connection between UFOs and natural phenomena such as
earthquakes.

Beijing-based ufologist Zhang Jingping stands for yet another
school of thought in his persistent attempts to prove the
existence not only of UFOs but also of alien civilizations.

Zhang, the 30-something owner of an advertising firm who
considers ufology his real career, has put a great deal of
energy into investigating UFO encounters. A graduate of the
Beijing University of Aviation and Aeronautics (BUAA), Zhang
says he has no doubt that visitors from other planets have had a
considerable amount of contact with people on Earth. Not one to
shrink from the courage of his convictions, he even named his
advertising company Flying Saucer.

In early September, Zhang invited police technicians and
psychologists to subject Meng Zhaoguo to a lie detector test and
hypnosis experiments in Beijing. The test results, he says,
prove that Meng was telling the truth. Zhang also believes the
scars Meng bears from the incident, which doctors said could not
possibly have been caused by common injuries or surgery, serve
as further evidence of his ET encounter.

But Liu Daoye, a retired expert on national defence based in
Nanjing, capital of eastern China's Jiangsu Province, contends
that a belief cannot be based on something that cannot be
explained, such as the scars Meng says were inflicted during his
alien adventure. However exciting the reports of UFO witnesses
and however sensational the claims of encounters with ETs may
be, Liu says, ufologists must base their studies on serious
research and concrete evidence to avoid misleading the public.

"I believe in the probability of intelligent life on other
planets, but I doubt such beings have ever travelled to Earth,"
he says. "To date, no one who has claimed to have encountered an
ET can produce concrete evidence, so advocating their existence
can only lead UFO research towards mysticism." He says that
while the reports of experiences similar to Meng's are not
necessarily lies, they are more likely the result of some sort
of optical illusion.

Zhang does argue, however, that UFO research should not be
fettered by the limitations of modern science and technology.
"We need new conceptions in UFO research, as current science and
technology theory also need improving." Cao Lixing, a
postgraduate student majoring in computer science at BUAA, says
proving the existence of UFOs or flying saucers is important to
advancing serious study. "As long as the existence of such
phenomena remains unproven, UFO research will never escape the
bounds of scepticism," he says.

The young man became interested in UFO research after listening
to a lecture Zhang and Meng gave in late September.
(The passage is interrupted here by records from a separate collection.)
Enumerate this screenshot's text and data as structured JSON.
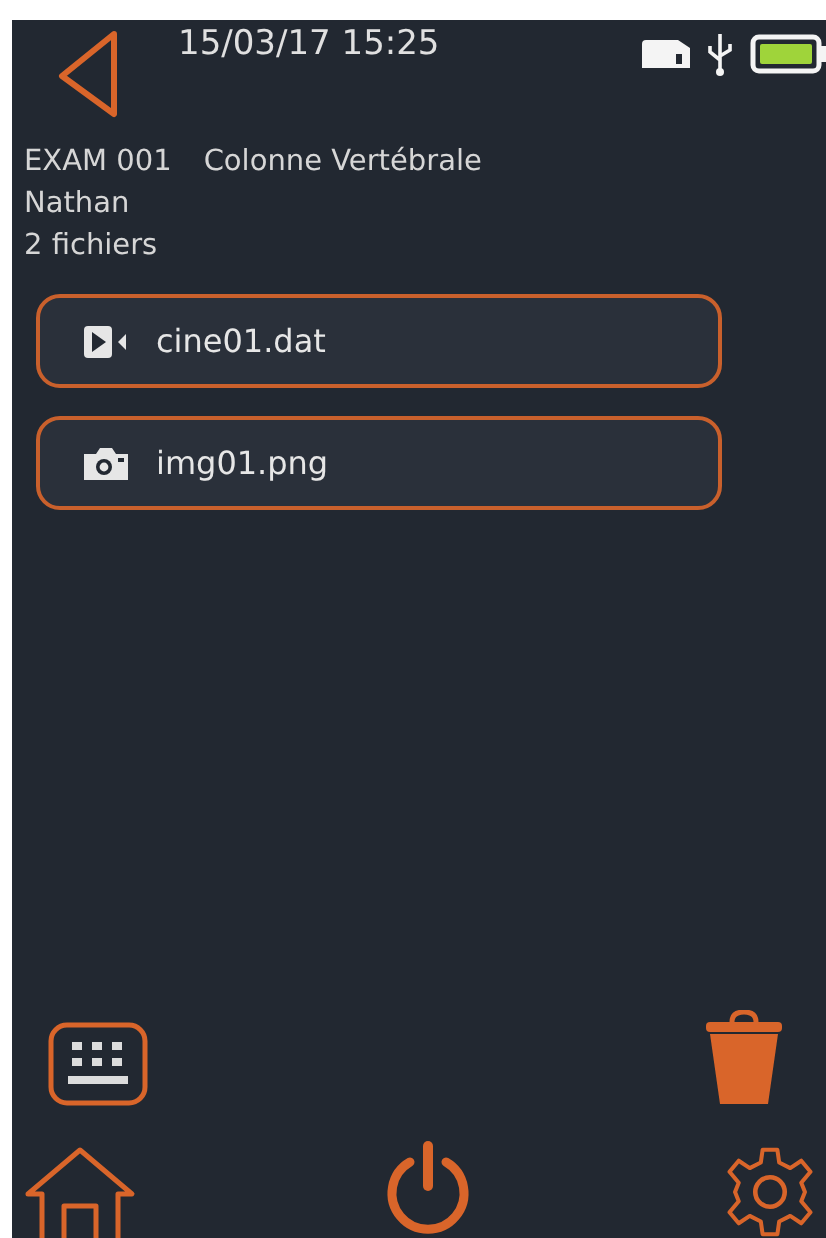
{
  "status_bar": {
    "datetime": "15/03/17 15:25"
  },
  "exam": {
    "id": "EXAM 001",
    "region": "Colonne Vertébrale",
    "patient": "Nathan",
    "file_count": "2 fichiers"
  },
  "files": [
    {
      "kind": "video",
      "name": "cine01.dat"
    },
    {
      "kind": "image",
      "name": "img01.png"
    }
  ]
}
He also
accompanied Zhang to Qinhuangdao, a northern coastal city in
Hebei, in early October to look for the landing site of a flying
saucer in another alleged ET encounter.

Cao says he appreciates Zhang's enthusiasm and devotion, but
admits that it is hard for the average person, himself included,
to believe any ET story unless they have such an experience
themselves.

A farmer with only five years's schooling, Meng Zhaoguo says he
had never heard the term "UFO" before researchers visited him
after his story was reported.

After his experience, Meng was sought out by some locals hoping
he could cure their diseases, as they reckoned his encounter
might have given him special powers. Meng says he refused their
entreaties. And more business-minded people wanted to advertise
Meng as an attraction to encourage tourism to the region.

Acknowledging the overwhelming doubt he sees in people's eyes
when he recalls the incident, the farmer, who has participated
in more than 100 interviews with the media and researchers, says
that UFOs and ufology, which were originally unknown to him,
have disrupted his life and made him feel uneasy.

"But ufologists still take great interest in Meng's UFO
encounter nine years on. they hope there will be a conclusion to
the UFO phenomenon as soon as possible; only then will I feel
released," sighs Meng.